The maturation of our city

Las Vegas has gotten a bad rap for its cultural sophistication, but we’re getting there

Bruce Spotleson

Bruce Spotleson

I’ve never agreed with folks who complain that Las Vegas lacks culture. It seems to me Las Vegas has had, for quite some time now, more culture than most other cities.

Maybe it’s the way I define the term. I count Cirque du Soleil, our art collections, our eclectic entertainment schedule and the traveling exhibits that so often come here. Over the years, I’ve had amazing cultural experiences.

Granted, they may have been produced to attract tourists, but ours has been a rich environment — even before the venues and museums we’ve opened recently came online.

The addition of state-of-the-art halls such as the Smith Center for the Performing Arts may seem like mere icing on our cake, but they provide a world of inspiration many hometown organizations needed.

One group already benefiting is the Nevada Las Vegas Philharmonic, a resident company at the Smith Center.

The Philharmonic in the past performed quite splendidly at UNLV’s Artemus Ham Hall. But a recent screening of the 1931 silent film “City Lights” showed off a happy pairing with its new home at the Smith Center.

Charlie Chaplin produced, starred in and wrote the music for the film. He would have been impressed to hear how it sounded when the Philharmonic brought his original score to life.

The concert was one of nine performances planned for this season, themed “A Year In Pictures.”

The Chaplin experience was so stirring that, despite 14 years of performing, one might think the Philharmonic’s time finally has arrived.

“One of the things we would like to get across to the community is that ‘getting there’ is very important to us,” said Jennifer Scott, the Philharmonic’s public relations consultant who has worked with the San Francisco Symphony, Metropolitan Opera and Cleveland Orchestra. “But we would like to stay there, and we need support from the community to make the most of being in a world-class venue.”
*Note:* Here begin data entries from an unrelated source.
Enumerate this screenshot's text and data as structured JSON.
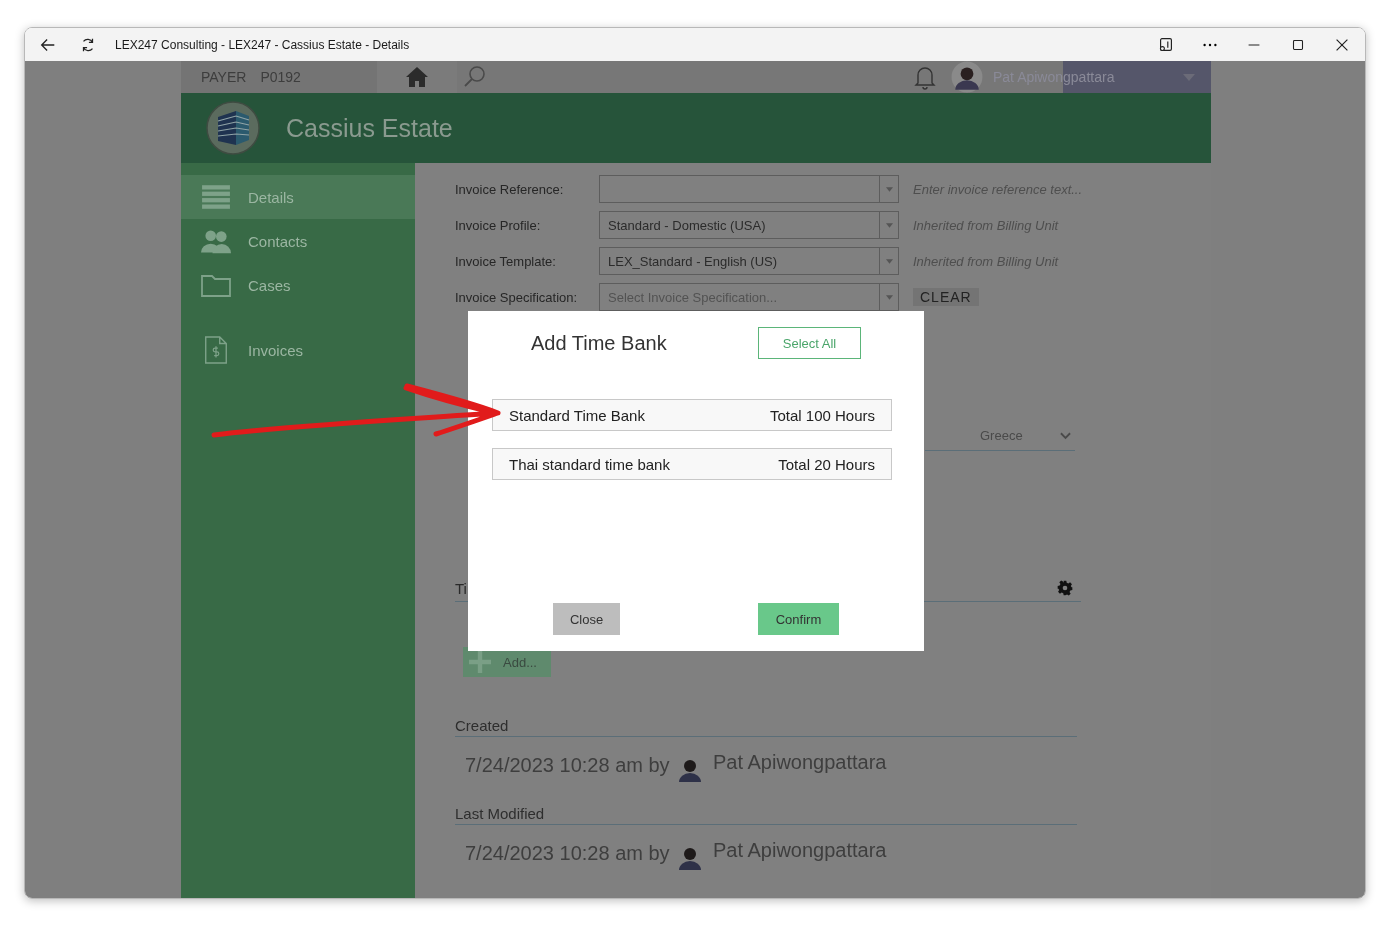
{
  "window": {
    "title": "LEX247 Consulting - LEX247 - Cassius Estate - Details"
  },
  "topbar": {
    "payer_label": "PAYER",
    "payer_id": "P0192",
    "user_name": "Pat Apiwongpattara"
  },
  "header": {
    "title": "Cassius Estate"
  },
  "sidebar": {
    "items": [
      {
        "label": "Details",
        "kind": "list",
        "selected": true
      },
      {
        "label": "Contacts",
        "kind": "people",
        "selected": false
      },
      {
        "label": "Cases",
        "kind": "folder",
        "selected": false
      },
      {
        "label": "Invoices",
        "kind": "invoice",
        "selected": false
      }
    ]
  },
  "form": {
    "fields": [
      {
        "label": "Invoice Reference:",
        "note": "Enter invoice reference text..."
      },
      {
        "label": "Invoice Profile:",
        "value": "Standard - Domestic (USA)",
        "note": "Inherited from Billing Unit"
      },
      {
        "label": "Invoice Template:",
        "value": "LEX_Standard - English (US)",
        "note": "Inherited from Billing Unit"
      },
      {
        "label": "Invoice Specification:",
        "placeholder": "Select Invoice Specification...",
        "action": "CLEAR"
      }
    ]
  },
  "country_select": {
    "value": "Greece"
  },
  "section": {
    "title": "Ti",
    "add_button": "Add..."
  },
  "audit": [
    {
      "heading": "Created",
      "timestamp": "7/24/2023 10:28 am by",
      "user": "Pat Apiwongpattara"
    },
    {
      "heading": "Last Modified",
      "timestamp": "7/24/2023 10:28 am by",
      "user": "Pat Apiwongpattara"
    }
  ],
  "dialog": {
    "title": "Add Time Bank",
    "select_all": "Select All",
    "time_banks": [
      {
        "name": "Standard Time Bank",
        "total": "Total 100 Hours"
      },
      {
        "name": "Thai standard time bank",
        "total": "Total 20 Hours"
      }
    ],
    "buttons": [
      {
        "label": "Close",
        "kind": "secondary"
      },
      {
        "label": "Confirm",
        "kind": "primary"
      }
    ]
  }
}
Scott acknowledged that the acoustics and central location of Ham Hall provide an important venue for the Philharmonic, as well as for other performance organizations in our metro area. “But the Smith Center has taken that up a notch,” she said. “It certainly is being held up as an example that the city has culture, that it’s culturally sophisticated.”

The Philharmonic was one of the groups that helped “tune” the Smith Center last March, demonstrating to building personnel for the first time what the hall sounded like with a full orchestra.

It will keep playing throughout the remainder of the current season, which runs until spring, with many performances for local students sprinkled in the mix.

“There’s sort of a groundswell of passion for arts and culture and pride for a city that’s going through a maturation,” Scott said.

A city that always had some culture, but has even more now — regardless of how you define the term.